Hancock’s mission for this weekend’s Wild West Air Fest and Air Show — and a major piece of why he flies at all — is to “honor the past and inspire the future” as a tribute to military veterans. He grew up watching  jet fighters zoom across the sky from his backyard, dreaming of becoming a pilot himself.

You can catch the show from 11 a.m. to 3 p.m. today at Bob Adams Airport.

Putting my trust in Hancock was not difficult, given his background in warbirds and aviation and nearly 3,500 hours of flight experience.

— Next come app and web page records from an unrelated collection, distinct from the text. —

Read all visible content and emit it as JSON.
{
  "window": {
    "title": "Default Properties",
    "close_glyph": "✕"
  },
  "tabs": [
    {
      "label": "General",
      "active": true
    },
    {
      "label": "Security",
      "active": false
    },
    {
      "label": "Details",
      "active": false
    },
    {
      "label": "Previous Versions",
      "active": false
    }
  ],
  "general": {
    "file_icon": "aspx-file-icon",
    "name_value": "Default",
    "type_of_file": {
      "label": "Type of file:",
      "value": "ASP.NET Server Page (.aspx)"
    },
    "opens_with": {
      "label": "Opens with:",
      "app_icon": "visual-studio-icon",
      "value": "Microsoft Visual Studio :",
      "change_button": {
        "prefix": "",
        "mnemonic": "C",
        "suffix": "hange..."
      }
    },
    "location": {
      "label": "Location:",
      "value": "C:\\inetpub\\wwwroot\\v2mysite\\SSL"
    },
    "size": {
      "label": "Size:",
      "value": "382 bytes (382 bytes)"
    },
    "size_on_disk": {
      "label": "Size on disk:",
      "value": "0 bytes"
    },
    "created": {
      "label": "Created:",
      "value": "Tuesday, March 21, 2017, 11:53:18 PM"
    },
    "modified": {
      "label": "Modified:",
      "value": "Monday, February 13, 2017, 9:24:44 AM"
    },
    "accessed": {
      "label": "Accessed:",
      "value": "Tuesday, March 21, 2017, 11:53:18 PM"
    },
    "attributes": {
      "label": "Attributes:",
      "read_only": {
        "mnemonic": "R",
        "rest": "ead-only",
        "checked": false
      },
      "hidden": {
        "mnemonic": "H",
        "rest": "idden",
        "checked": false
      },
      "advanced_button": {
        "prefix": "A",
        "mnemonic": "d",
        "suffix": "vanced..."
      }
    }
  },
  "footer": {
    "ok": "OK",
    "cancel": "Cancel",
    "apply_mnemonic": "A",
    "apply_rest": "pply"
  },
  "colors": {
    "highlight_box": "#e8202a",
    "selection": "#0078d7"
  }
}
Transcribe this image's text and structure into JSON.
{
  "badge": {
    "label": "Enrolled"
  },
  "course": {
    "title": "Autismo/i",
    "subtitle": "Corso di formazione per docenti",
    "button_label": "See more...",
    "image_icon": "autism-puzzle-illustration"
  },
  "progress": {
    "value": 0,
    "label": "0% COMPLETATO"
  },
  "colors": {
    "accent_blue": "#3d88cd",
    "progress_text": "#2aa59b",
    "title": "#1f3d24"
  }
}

Not only that, he is an active aerobatic competitor in the Pitts S2C and a formation instructor pilot who opened his own flight training school in Utah.

Hancock said this model boasts the single longest military service history of any plane in aviation history but, it can be a bit of a handful, because it's challenging to maneuver.

"I love keeping that history alive," he said. "Flying aerobatics is a free form expression, on the one hand, but a very strict discipline on the other. This is serious stuff, and you have to do it right, because it is dangerous, but there's an incredible sense of accomplishment."